— WHAT YOU SHOULD DO —
Repeat the following entries verbatim, apart from the pictures.

** Opening RECORDS FOR THIS TASK block **

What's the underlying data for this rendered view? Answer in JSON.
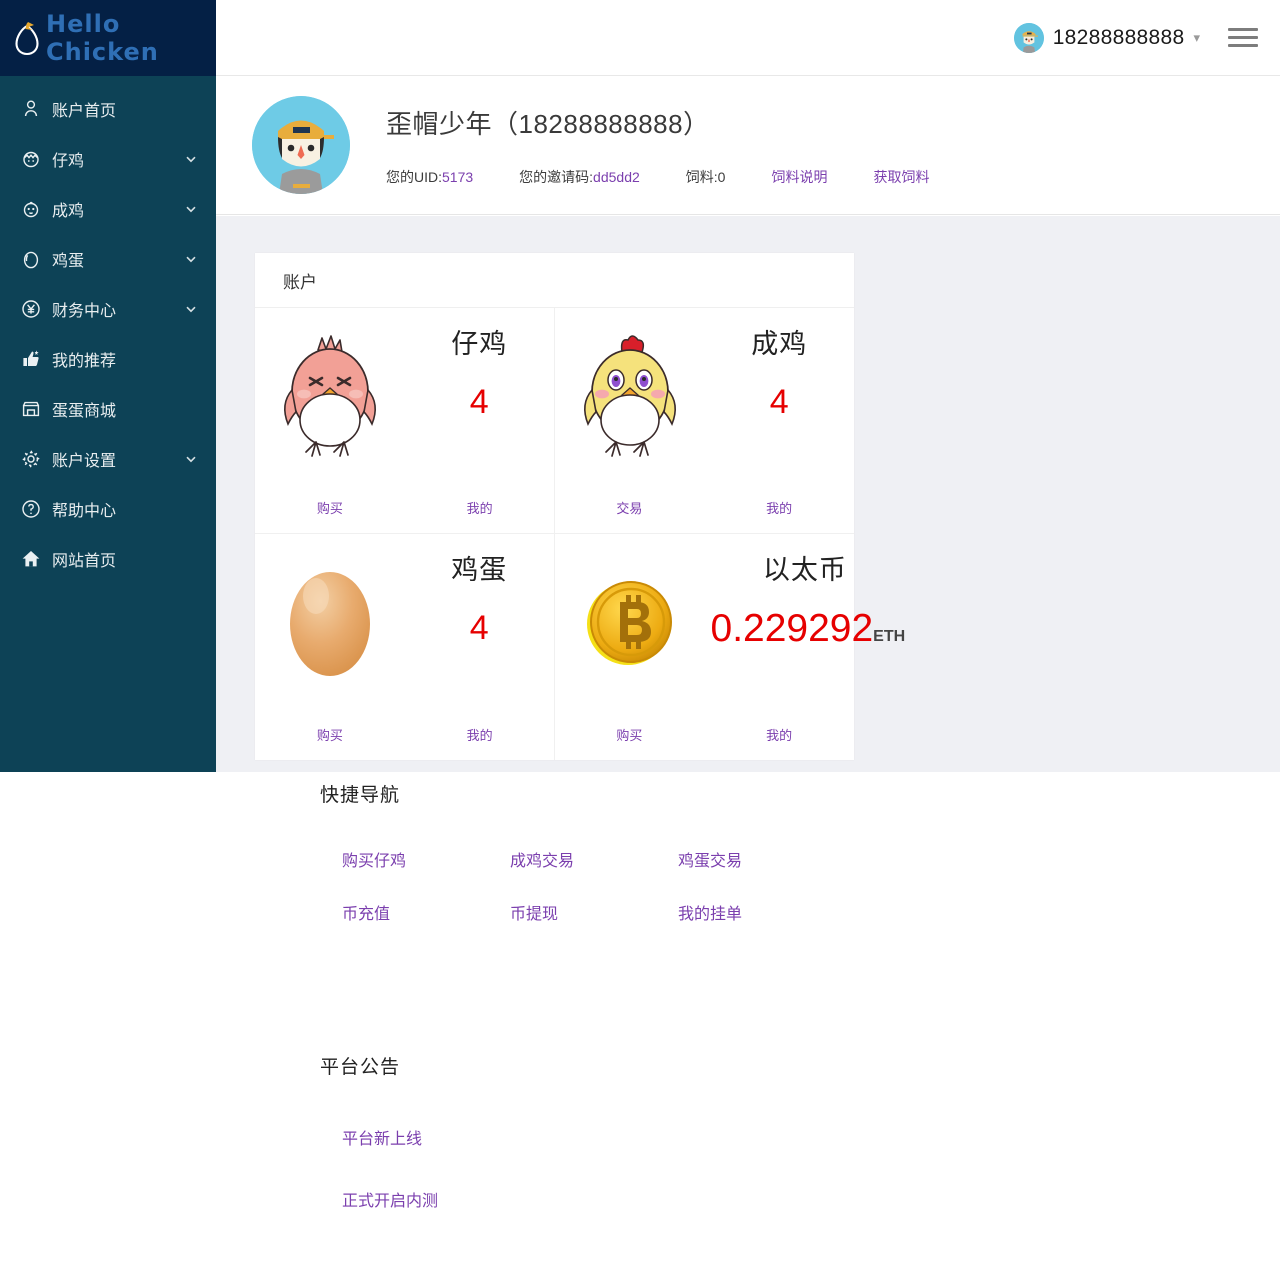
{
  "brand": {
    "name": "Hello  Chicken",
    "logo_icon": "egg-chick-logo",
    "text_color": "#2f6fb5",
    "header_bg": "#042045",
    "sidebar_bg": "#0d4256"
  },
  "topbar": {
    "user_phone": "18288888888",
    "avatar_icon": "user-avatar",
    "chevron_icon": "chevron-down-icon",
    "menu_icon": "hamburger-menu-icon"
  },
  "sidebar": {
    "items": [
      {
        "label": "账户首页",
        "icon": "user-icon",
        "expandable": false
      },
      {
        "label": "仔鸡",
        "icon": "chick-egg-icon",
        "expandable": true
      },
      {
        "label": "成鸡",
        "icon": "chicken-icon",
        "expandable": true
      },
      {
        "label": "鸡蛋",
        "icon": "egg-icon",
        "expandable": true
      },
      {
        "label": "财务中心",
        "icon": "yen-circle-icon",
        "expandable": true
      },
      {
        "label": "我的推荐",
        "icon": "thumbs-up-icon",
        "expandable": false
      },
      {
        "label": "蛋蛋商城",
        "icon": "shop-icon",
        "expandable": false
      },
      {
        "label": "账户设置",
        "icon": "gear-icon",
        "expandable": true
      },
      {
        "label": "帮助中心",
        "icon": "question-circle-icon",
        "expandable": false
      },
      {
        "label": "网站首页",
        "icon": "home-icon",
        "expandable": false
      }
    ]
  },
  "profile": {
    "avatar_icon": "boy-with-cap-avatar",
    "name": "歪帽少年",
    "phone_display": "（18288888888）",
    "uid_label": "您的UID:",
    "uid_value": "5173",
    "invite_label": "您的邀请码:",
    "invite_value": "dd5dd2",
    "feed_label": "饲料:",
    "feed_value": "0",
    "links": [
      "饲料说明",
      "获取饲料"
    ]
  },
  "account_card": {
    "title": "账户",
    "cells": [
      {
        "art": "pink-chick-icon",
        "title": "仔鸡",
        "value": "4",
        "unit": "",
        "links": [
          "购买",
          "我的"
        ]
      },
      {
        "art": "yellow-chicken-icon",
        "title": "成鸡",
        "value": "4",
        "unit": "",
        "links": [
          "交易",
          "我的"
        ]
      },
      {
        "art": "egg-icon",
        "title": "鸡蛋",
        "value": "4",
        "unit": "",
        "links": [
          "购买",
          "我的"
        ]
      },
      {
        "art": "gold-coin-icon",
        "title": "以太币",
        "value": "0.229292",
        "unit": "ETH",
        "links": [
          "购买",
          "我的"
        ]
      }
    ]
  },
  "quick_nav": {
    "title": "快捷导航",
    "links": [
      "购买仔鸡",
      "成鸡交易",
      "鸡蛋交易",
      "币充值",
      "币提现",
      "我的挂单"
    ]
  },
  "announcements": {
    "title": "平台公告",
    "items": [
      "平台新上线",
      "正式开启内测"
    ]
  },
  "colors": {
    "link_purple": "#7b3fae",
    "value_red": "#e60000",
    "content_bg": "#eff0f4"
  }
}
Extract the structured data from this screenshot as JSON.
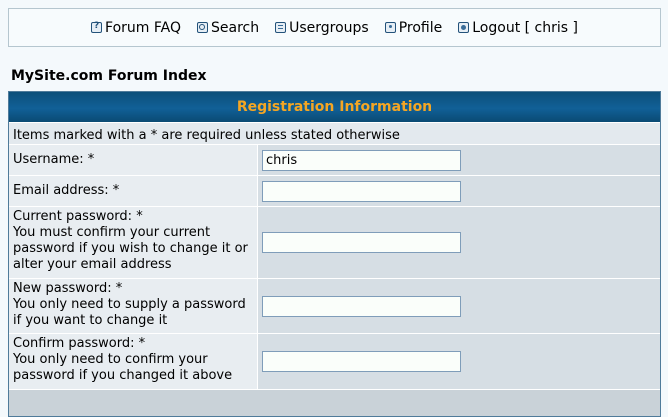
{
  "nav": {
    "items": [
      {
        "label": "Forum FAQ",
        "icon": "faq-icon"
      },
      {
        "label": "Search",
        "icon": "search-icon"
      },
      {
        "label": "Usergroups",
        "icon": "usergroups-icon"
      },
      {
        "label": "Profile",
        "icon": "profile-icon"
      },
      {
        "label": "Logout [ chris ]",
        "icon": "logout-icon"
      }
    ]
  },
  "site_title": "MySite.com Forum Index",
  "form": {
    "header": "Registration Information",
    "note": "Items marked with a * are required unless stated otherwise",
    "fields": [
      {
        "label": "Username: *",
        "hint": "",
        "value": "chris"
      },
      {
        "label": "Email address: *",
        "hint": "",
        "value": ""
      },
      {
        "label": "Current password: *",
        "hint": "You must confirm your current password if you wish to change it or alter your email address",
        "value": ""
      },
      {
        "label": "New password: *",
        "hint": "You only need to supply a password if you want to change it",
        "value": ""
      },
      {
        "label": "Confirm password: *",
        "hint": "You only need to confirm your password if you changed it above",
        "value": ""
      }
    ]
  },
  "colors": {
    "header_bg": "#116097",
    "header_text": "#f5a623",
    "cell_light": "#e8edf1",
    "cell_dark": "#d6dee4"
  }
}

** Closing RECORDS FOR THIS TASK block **

— THE ANSWER —
What's the underlying data for this rendered view? Answer in JSON.
{
  "brand": {
    "name": "Hello  Chicken",
    "logo_icon": "egg-chick-logo",
    "text_color": "#2f6fb5",
    "header_bg": "#042045",
    "sidebar_bg": "#0d4256"
  },
  "topbar": {
    "user_phone": "18288888888",
    "avatar_icon": "user-avatar",
    "chevron_icon": "chevron-down-icon",
    "menu_icon": "hamburger-menu-icon"
  },
  "sidebar": {
    "items": [
      {
        "label": "账户首页",
        "icon": "user-icon",
        "expandable": false
      },
      {
        "label": "仔鸡",
        "icon": "chick-egg-icon",
        "expandable": true
      },
      {
        "label": "成鸡",
        "icon": "chicken-icon",
        "expandable": true
      },
      {
        "label": "鸡蛋",
        "icon": "egg-icon",
        "expandable": true
      },
      {
        "label": "财务中心",
        "icon": "yen-circle-icon",
        "expandable": true
      },
      {
        "label": "我的推荐",
        "icon": "thumbs-up-icon",
        "expandable": false
      },
      {
        "label": "蛋蛋商城",
        "icon": "shop-icon",
        "expandable": false
      },
      {
        "label": "账户设置",
        "icon": "gear-icon",
        "expandable": true
      },
      {
        "label": "帮助中心",
        "icon": "question-circle-icon",
        "expandable": false
      },
      {
        "label": "网站首页",
        "icon": "home-icon",
        "expandable": false
      }
    ]
  },
  "profile": {
    "avatar_icon": "boy-with-cap-avatar",
    "name": "歪帽少年",
    "phone_display": "（18288888888）",
    "uid_label": "您的UID:",
    "uid_value": "5173",
    "invite_label": "您的邀请码:",
    "invite_value": "dd5dd2",
    "feed_label": "饲料:",
    "feed_value": "0",
    "links": [
      "饲料说明",
      "获取饲料"
    ]
  },
  "account_card": {
    "title": "账户",
    "cells": [
      {
        "art": "pink-chick-icon",
        "title": "仔鸡",
        "value": "4",
        "unit": "",
        "links": [
          "购买",
          "我的"
        ]
      },
      {
        "art": "yellow-chicken-icon",
        "title": "成鸡",
        "value": "4",
        "unit": "",
        "links": [
          "交易",
          "我的"
        ]
      },
      {
        "art": "egg-icon",
        "title": "鸡蛋",
        "value": "4",
        "unit": "",
        "links": [
          "购买",
          "我的"
        ]
      },
      {
        "art": "gold-coin-icon",
        "title": "以太币",
        "value": "0.229292",
        "unit": "ETH",
        "links": [
          "购买",
          "我的"
        ]
      }
    ]
  },
  "quick_nav": {
    "title": "快捷导航",
    "links": [
      "购买仔鸡",
      "成鸡交易",
      "鸡蛋交易",
      "币充值",
      "币提现",
      "我的挂单"
    ]
  },
  "announcements": {
    "title": "平台公告",
    "items": [
      "平台新上线",
      "正式开启内测"
    ]
  },
  "colors": {
    "link_purple": "#7b3fae",
    "value_red": "#e60000",
    "content_bg": "#eff0f4"
  }
}
Extract the structured data from this screenshot as JSON.
{
  "nav": {
    "items": [
      {
        "label": "Forum FAQ",
        "icon": "faq-icon"
      },
      {
        "label": "Search",
        "icon": "search-icon"
      },
      {
        "label": "Usergroups",
        "icon": "usergroups-icon"
      },
      {
        "label": "Profile",
        "icon": "profile-icon"
      },
      {
        "label": "Logout [ chris ]",
        "icon": "logout-icon"
      }
    ]
  },
  "site_title": "MySite.com Forum Index",
  "form": {
    "header": "Registration Information",
    "note": "Items marked with a * are required unless stated otherwise",
    "fields": [
      {
        "label": "Username: *",
        "hint": "",
        "value": "chris"
      },
      {
        "label": "Email address: *",
        "hint": "",
        "value": ""
      },
      {
        "label": "Current password: *",
        "hint": "You must confirm your current password if you wish to change it or alter your email address",
        "value": ""
      },
      {
        "label": "New password: *",
        "hint": "You only need to supply a password if you want to change it",
        "value": ""
      },
      {
        "label": "Confirm password: *",
        "hint": "You only need to confirm your password if you changed it above",
        "value": ""
      }
    ]
  },
  "colors": {
    "header_bg": "#116097",
    "header_text": "#f5a623",
    "cell_light": "#e8edf1",
    "cell_dark": "#d6dee4"
  }
}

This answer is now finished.